If the Saeima of the Republic of Latvia wants to prove that it truly understands the latest developments in Ukraine and wants to prevent the occurrence of similar events in Latvia, the Statement on Russia’s Aggression in Ukraine adopted by the Saeima on 6 March should not remain merely declarative.
Therefore, after adopting the Statement, both the Saeima and the government need to take extraordinary measures on a national level to prevent potential threats to Latvia’s national security. It is well-known that international law and practice allow countries to take extraordinary measures, where national security is under threat.
During an extraordinary meeting held on 3 March, the parliamentary group and Board of the National Alliance adopted a decision to urge the government of Latvia and the Saeima to take determined measures and consider this matter at the cooperation council of coalition parties. The proposals are as follows:
1. To limit pro-Kremlin war propaganda in the Latvian media;
2. To suspend issuance of residence permits to citizens of the Russian Federation;
3. To boost the defence capacity of the Latvian National Guard and to increase its involvement in strengthening domestic security;
4. To take all possible measures to ensure permanent presence of NATO forces in the territory of Latvia;
5. To ensure maximum transparency of foreign financing to NGOs and, if necessary, to set limitations.
Additional information on each proposal
1. Ways to limit pro-Kremlin war propaganda in the Latvian media can be sought also outside the media space, namely, among national security tools. To enable early detection of anti-democratic military aggression propaganda, it is necessary to ensure regular media monitoring. The National Alliance urges the National Security Council and the National Security Committee of the Saeima to seek possible solutions. Not only the Ministry of Defence but also the National Security Council and the National Security Committee need to explain to the Saeima and to the public the essence and objectives of the war propaganda. Monitoring and evaluation of the Internet environment and other types of mass media should be conducted centrally.
If the Saeima condemns the aggression in Ukraine, it should also strive to curb the pro-Kremlin aggression against Ukraine in the media. Aggression in the media should be analysed on a regular basis.

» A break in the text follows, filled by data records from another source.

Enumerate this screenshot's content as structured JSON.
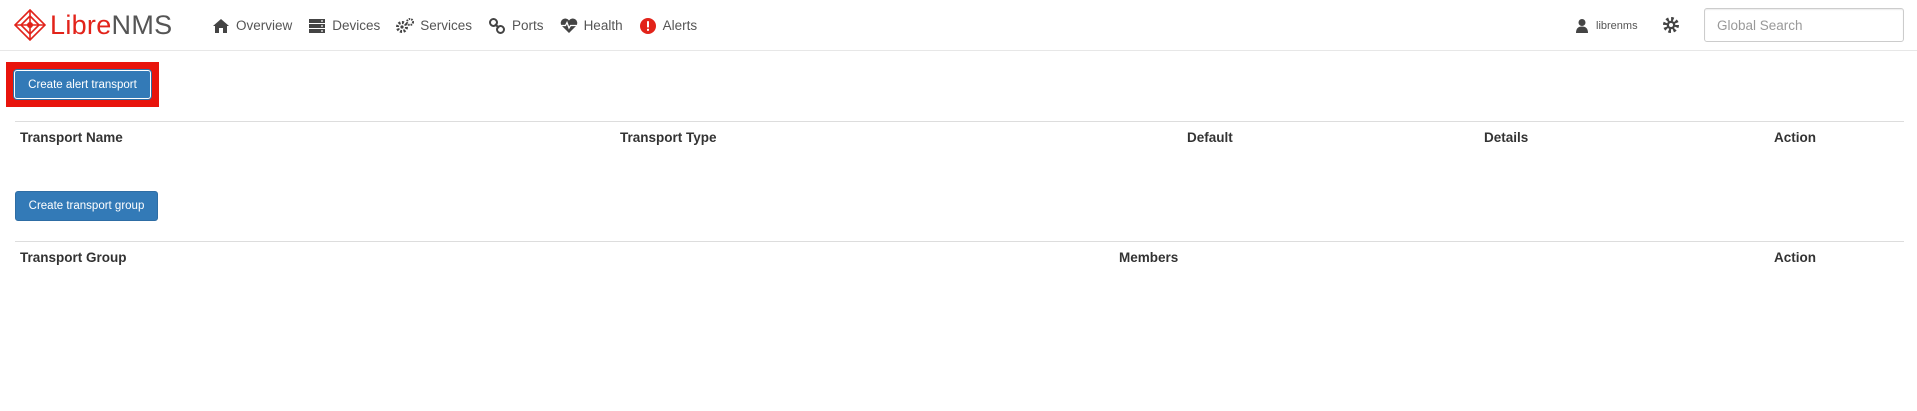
{
  "brand": {
    "libre": "Libre",
    "nms": "NMS",
    "accent": "#e2231a"
  },
  "nav": {
    "items": [
      {
        "label": "Overview",
        "icon": "home-icon"
      },
      {
        "label": "Devices",
        "icon": "server-icon"
      },
      {
        "label": "Services",
        "icon": "cogs-icon"
      },
      {
        "label": "Ports",
        "icon": "link-icon"
      },
      {
        "label": "Health",
        "icon": "heartbeat-icon"
      },
      {
        "label": "Alerts",
        "icon": "alert-icon"
      }
    ]
  },
  "user": {
    "name": "librenms",
    "icon": "user-icon"
  },
  "settings": {
    "icon": "gear-icon"
  },
  "search": {
    "placeholder": "Global Search",
    "value": ""
  },
  "transports": {
    "create_button": "Create alert transport",
    "columns": [
      "Transport Name",
      "Transport Type",
      "Default",
      "Details",
      "Action"
    ],
    "rows": []
  },
  "groups": {
    "create_button": "Create transport group",
    "columns": [
      "Transport Group",
      "Members",
      "Action"
    ],
    "rows": []
  },
  "colors": {
    "primary": "#337ab7",
    "highlight": "#e8140c",
    "alert": "#e2231a"
  }
}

Latvia has to act quickly instead of having a provincially backward response to the war propaganda broadcast in the media. It is clear that Latvia needs a media policy.
2. The Saeima has held a lot of debates about the necessity to suspend issuance of residence permits to citizens of the Russian Federation. Backing off from the proposal of the National Alliance on this matter would mean facilitating a repeat of the current Ukrainian scenario in Latvia.
3. After the events in Ukraine, there can be no more discussions about whether to increase military spending. This, of course, must be done immediately and to the sufficient extent. At the moment, the share of spending for defence might be increased up to 1% of GDP with an upward trend.
It is necessary to boost the defence capacity of the Latvian National Guard and to increase its involvement in strengthening domestic security. Its functions should be clearly defined. The state should provide an opportunity for its people to volunteer as reservists in order to develop their civil-defence and military skills, for example, by offering every year a two-week long state-funded voluntary training supported by employers.
The National Security Council should have a plan for protecting the state from subversion similar to what is going on in Ukraine or to what happened in Georgia.
4. The Latvian government needs to take all necessary measures to ensure permanent presence of NATO forces in the territory of Latvia.
It is known that, upon the request of the Baltic States, the U.S. will provide the presence of another six fighter jets for air policing in the Baltic States. That was one of the points on which the National Alliance insisted during the Cooperation council of coalition parties on 3 March, when speaking about the permanent presence of NATO forces in Latvia. It is hard to understand why the coalition partners rejected this proposal of the National Alliance if the Minister for Defence later on supported it with his actions.
5. It is necessary to ensure maximum transparency of foreign financing to NGOs and, if necessary, to set limitations. State-funded NGOs cannot be real NGOs. Such organisations are called GONGO (government-organised non-governmental organisation). In Latvia these are NGOs established by the government of another country, namely, pro-Kremlin associations, that become active in this country whenever issues such as the Latvian official language, citizenship or state continuity etc. are being addressed. It is necessary to regularly monitor the financing of those NGOs what are in attention of the state, to publish pertinent reports and take steps to reduce the Kremlin’s impact in Latvia, so that Latvia’s sovereignty and democratic foundations are not undermined by those hiding behind the lofty name of NGOs.
I hope that events in Ukraine have been an eye-opener for everybody. It is high time for the Saeima and the Latvian government to act in order to prevent Ukraine’s current reality from becoming Latvia’s.